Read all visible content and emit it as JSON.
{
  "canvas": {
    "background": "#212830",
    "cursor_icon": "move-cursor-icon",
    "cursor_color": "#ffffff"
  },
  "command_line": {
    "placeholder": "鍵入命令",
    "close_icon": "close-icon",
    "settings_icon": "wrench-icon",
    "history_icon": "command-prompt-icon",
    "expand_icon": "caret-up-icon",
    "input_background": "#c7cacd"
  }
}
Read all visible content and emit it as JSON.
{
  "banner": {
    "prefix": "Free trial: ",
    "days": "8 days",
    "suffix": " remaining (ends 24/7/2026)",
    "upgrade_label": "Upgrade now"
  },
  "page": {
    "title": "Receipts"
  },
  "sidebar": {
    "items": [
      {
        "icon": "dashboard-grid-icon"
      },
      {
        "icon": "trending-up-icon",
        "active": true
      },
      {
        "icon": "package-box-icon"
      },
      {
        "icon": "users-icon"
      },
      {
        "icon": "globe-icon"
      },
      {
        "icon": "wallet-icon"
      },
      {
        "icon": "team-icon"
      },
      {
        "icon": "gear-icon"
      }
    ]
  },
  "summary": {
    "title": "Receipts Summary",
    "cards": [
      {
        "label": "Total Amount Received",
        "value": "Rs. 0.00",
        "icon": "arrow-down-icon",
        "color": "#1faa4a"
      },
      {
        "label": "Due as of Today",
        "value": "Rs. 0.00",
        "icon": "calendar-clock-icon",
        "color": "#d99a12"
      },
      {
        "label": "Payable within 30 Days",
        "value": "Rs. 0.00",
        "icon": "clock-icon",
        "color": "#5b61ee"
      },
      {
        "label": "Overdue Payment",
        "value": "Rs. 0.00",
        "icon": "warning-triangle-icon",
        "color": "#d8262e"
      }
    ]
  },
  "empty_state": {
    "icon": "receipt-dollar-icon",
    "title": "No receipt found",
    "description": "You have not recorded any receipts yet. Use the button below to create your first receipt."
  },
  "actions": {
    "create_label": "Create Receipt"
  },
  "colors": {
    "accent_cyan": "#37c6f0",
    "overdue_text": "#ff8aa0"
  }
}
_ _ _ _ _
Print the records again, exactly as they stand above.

■ **EXERCISE RESPONSE**
Read all visible content and emit it as JSON.
{
  "canvas": {
    "background": "#212830",
    "cursor_icon": "move-cursor-icon",
    "cursor_color": "#ffffff"
  },
  "command_line": {
    "placeholder": "鍵入命令",
    "close_icon": "close-icon",
    "settings_icon": "wrench-icon",
    "history_icon": "command-prompt-icon",
    "expand_icon": "caret-up-icon",
    "input_background": "#c7cacd"
  }
}
Read all visible content and emit it as JSON.
{
  "banner": {
    "prefix": "Free trial: ",
    "days": "8 days",
    "suffix": " remaining (ends 24/7/2026)",
    "upgrade_label": "Upgrade now"
  },
  "page": {
    "title": "Receipts"
  },
  "sidebar": {
    "items": [
      {
        "icon": "dashboard-grid-icon"
      },
      {
        "icon": "trending-up-icon",
        "active": true
      },
      {
        "icon": "package-box-icon"
      },
      {
        "icon": "users-icon"
      },
      {
        "icon": "globe-icon"
      },
      {
        "icon": "wallet-icon"
      },
      {
        "icon": "team-icon"
      },
      {
        "icon": "gear-icon"
      }
    ]
  },
  "summary": {
    "title": "Receipts Summary",
    "cards": [
      {
        "label": "Total Amount Received",
        "value": "Rs. 0.00",
        "icon": "arrow-down-icon",
        "color": "#1faa4a"
      },
      {
        "label": "Due as of Today",
        "value": "Rs. 0.00",
        "icon": "calendar-clock-icon",
        "color": "#d99a12"
      },
      {
        "label": "Payable within 30 Days",
        "value": "Rs. 0.00",
        "icon": "clock-icon",
        "color": "#5b61ee"
      },
      {
        "label": "Overdue Payment",
        "value": "Rs. 0.00",
        "icon": "warning-triangle-icon",
        "color": "#d8262e"
      }
    ]
  },
  "empty_state": {
    "icon": "receipt-dollar-icon",
    "title": "No receipt found",
    "description": "You have not recorded any receipts yet. Use the button below to create your first receipt."
  },
  "actions": {
    "create_label": "Create Receipt"
  },
  "colors": {
    "accent_cyan": "#37c6f0",
    "overdue_text": "#ff8aa0"
  }
}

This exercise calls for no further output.